In the present case the lack of inflammatory component parallels the absence of vertical gingival growth and consequently the lack of periodontal pockets or pseudopockets. We hypothesize that the formation of pocket/pseudopocket assembly is a phenomenon that is associated with gingival inflammation. So that, TGF-ß1 and other factors responsible for the production of a fibrous scaffold may be essential for the vertical growth of gingiva –pseudopocket development- and also the formation of periodontal pockets necessitates the inflammatory degradation of the periodontal tissues. As an alternative, periodontal pocket formation may precede the inflammation.

Finally, we emphasize that gingival hyperplasia could be a side effect of amlodipine even with a very short term and low dose administration.



1. Takada K, Sugiyama H, Umezawa K, Mega J, Hirasawa M. The subgingival microflora in phenytoin-induced gingival hyperplasia. J Periodontal Res 2003;38:477-81.        [ Links ]

2. Cebrian JL, Chamorro M, Arias J, Gomez E. Extreme phenytoin-induced gingival hyperplasia. Presentation of two cases. Med Oral 1998;3:237-40.        [ Links ]

3. Seymour RA, Ellis JS, Thomson JM, Monkman S, Idle JR. Amlodipine-induced gingival overgrowth. J Clin Periodontol 1994;21:281-3.        [ Links ]

4. Eggerath J, English H, Leichter JW. Drug-associated gingival enlargement: case report and review of aetiology, management and evidence-based outcomes of treatment. J N Z Soc Periodontol 2005;88:7-14.        [ Links ]

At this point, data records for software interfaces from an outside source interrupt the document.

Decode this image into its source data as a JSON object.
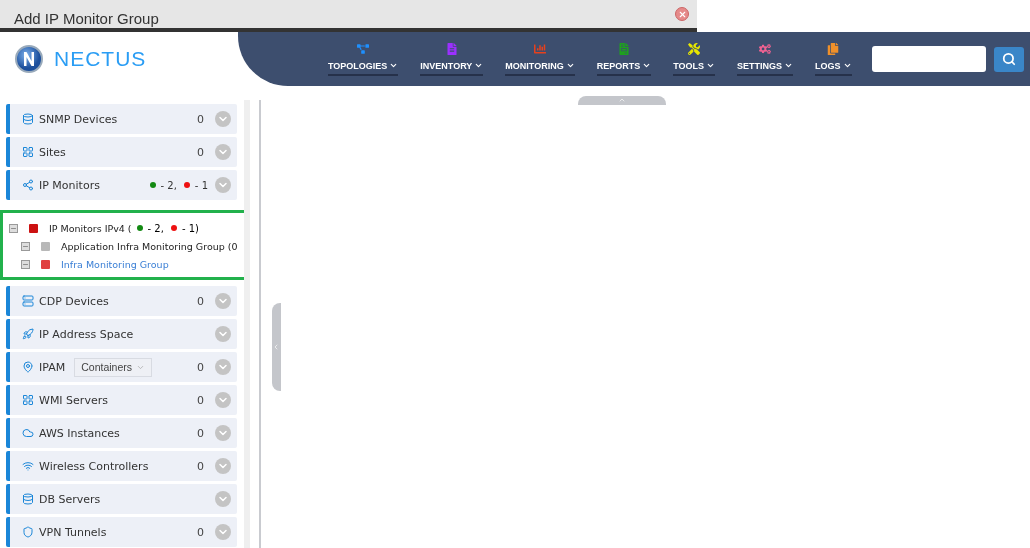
{
  "window": {
    "title": "Add IP Monitor Group"
  },
  "logo": {
    "text": "NECTUS"
  },
  "nav": [
    {
      "label": "TOPOLOGIES",
      "color": "#1e90ff"
    },
    {
      "label": "INVENTORY",
      "color": "#9b30ff"
    },
    {
      "label": "MONITORING",
      "color": "#e8401c"
    },
    {
      "label": "REPORTS",
      "color": "#1ea11e"
    },
    {
      "label": "TOOLS",
      "color": "#e6e600"
    },
    {
      "label": "SETTINGS",
      "color": "#f06292"
    },
    {
      "label": "LOGS",
      "color": "#f0902a"
    }
  ],
  "sidebar_top": [
    {
      "label": "SNMP Devices",
      "count": "0"
    },
    {
      "label": "Sites",
      "count": "0"
    },
    {
      "label": "IP Monitors",
      "statuses": [
        {
          "color": "#138a13",
          "text": "- 2,"
        },
        {
          "color": "#ee1111",
          "text": "- 1"
        }
      ]
    }
  ],
  "tree": [
    {
      "label": "IP Monitors IPv4 (",
      "color": "#cc1111",
      "selected": false,
      "statuses": [
        {
          "color": "#138a13",
          "text": "- 2,"
        },
        {
          "color": "#ee1111",
          "text": "- 1)"
        }
      ],
      "children": [
        {
          "label": "Application Infra Monitoring Group (0",
          "color": "#b8b8b8",
          "selected": false
        },
        {
          "label": "Infra Monitoring Group",
          "color": "#e04040",
          "selected": true
        }
      ]
    }
  ],
  "sidebar_bottom": [
    {
      "label": "CDP Devices",
      "count": "0"
    },
    {
      "label": "IP Address Space"
    },
    {
      "label": "IPAM",
      "dropdown": "Containers",
      "count": "0"
    },
    {
      "label": "WMI Servers",
      "count": "0"
    },
    {
      "label": "AWS Instances",
      "count": "0"
    },
    {
      "label": "Wireless Controllers",
      "count": "0"
    },
    {
      "label": "DB Servers"
    },
    {
      "label": "VPN Tunnels",
      "count": "0"
    }
  ]
}
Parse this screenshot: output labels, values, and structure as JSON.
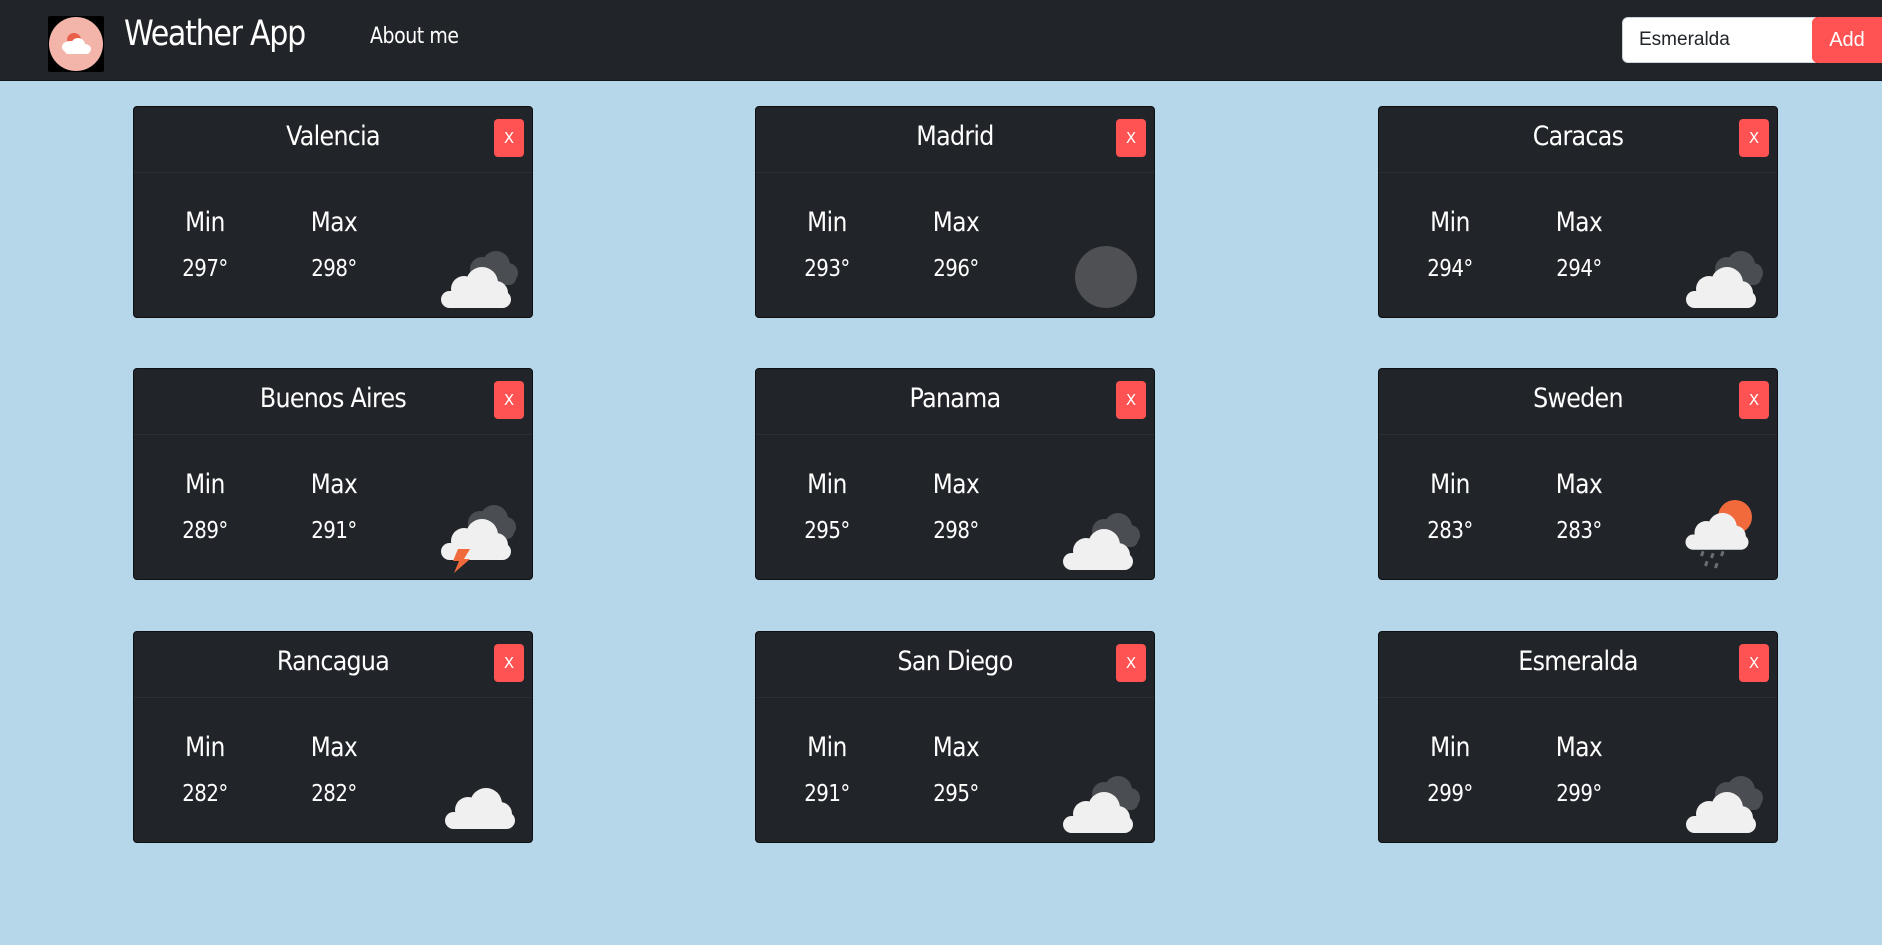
{
  "navbar": {
    "logo_icon": "weather-logo-icon",
    "brand": "Weather App",
    "about_link": "About me",
    "search": {
      "value": "Esmeralda",
      "placeholder": ""
    },
    "add_label": "Add"
  },
  "labels": {
    "min": "Min",
    "max": "Max",
    "close": "X"
  },
  "colors": {
    "background": "#b6d6e9",
    "navbar": "#212529",
    "card": "#212529",
    "accent": "#ff5252"
  },
  "cards": [
    {
      "city": "Valencia",
      "min": "297°",
      "max": "298°",
      "icon": "cloudy-icon"
    },
    {
      "city": "Madrid",
      "min": "293°",
      "max": "296°",
      "icon": "moon-icon"
    },
    {
      "city": "Caracas",
      "min": "294°",
      "max": "294°",
      "icon": "cloudy-icon"
    },
    {
      "city": "Buenos Aires",
      "min": "289°",
      "max": "291°",
      "icon": "thunderstorm-icon"
    },
    {
      "city": "Panama",
      "min": "295°",
      "max": "298°",
      "icon": "cloudy-icon"
    },
    {
      "city": "Sweden",
      "min": "283°",
      "max": "283°",
      "icon": "rain-sun-icon"
    },
    {
      "city": "Rancagua",
      "min": "282°",
      "max": "282°",
      "icon": "cloud-icon"
    },
    {
      "city": "San Diego",
      "min": "291°",
      "max": "295°",
      "icon": "cloudy-icon"
    },
    {
      "city": "Esmeralda",
      "min": "299°",
      "max": "299°",
      "icon": "cloudy-icon"
    }
  ]
}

5. Ellis JS, Seymour RA, Thomason JM, Monkman SC, Idle JR. Gingival sequestration of amlodipine and amlodipine-induced gingival overgrowth. Lancet 1993;341:1102-3.        [ Links ]

6. Jorgensen MG. Prevalence of Amlodipine-related gingival hyperplasia. J Periodontol 1997;68:676-8.        [ Links ]

7. Brown RS, Sein P, Corio R, Bottomley WK. Nitrendipine-induced gingival hyperplasia. Oral Surg Oral Med Oral Pathol 1990;70:593-6.        [ Links ]

8. Nyska A, Shemesh M, Tal H, Dayan D. Gingival hyperplasia induced by calcium-channel blockers: mode of action. Med Hypotheses 1994; 43:115-8.        [ Links ]

9. Das SJ, Olsen I. keratinocyte growth factor is upregulated by hyperplasia-inducing drug nifedipine. Cytokine 2000; 12:1566-9.        [ Links ]

10. van der Vleuten CJ, Trijbels-Smeulders MA, van de Kerkhof PC. Telangiectasia and gingival hyperplasia as side-effects of amlodipine (Norvasc) in a 3-year-old girl. Acta Derm Venereol 1999;79:323-4.        [ Links ]

11. Border WA, Noble NA. Transforming growth factor beta in tissue fibrosis. N Engl J Med 1994;331:1286-92.        [ Links ]



Dr. Ramin Mostofi Zadeh Farahani
School of Dentistry, Tabriz University of Medical Sciences,
Golgasht Avenue, Tabriz, East Azarbaijan, Iran.

Received: 15-03-2006
Accepted: 16-06-2006

Creative Commons License All the contents of this journal, except where otherwise noted, is licensed under a Creative Commons Attribution License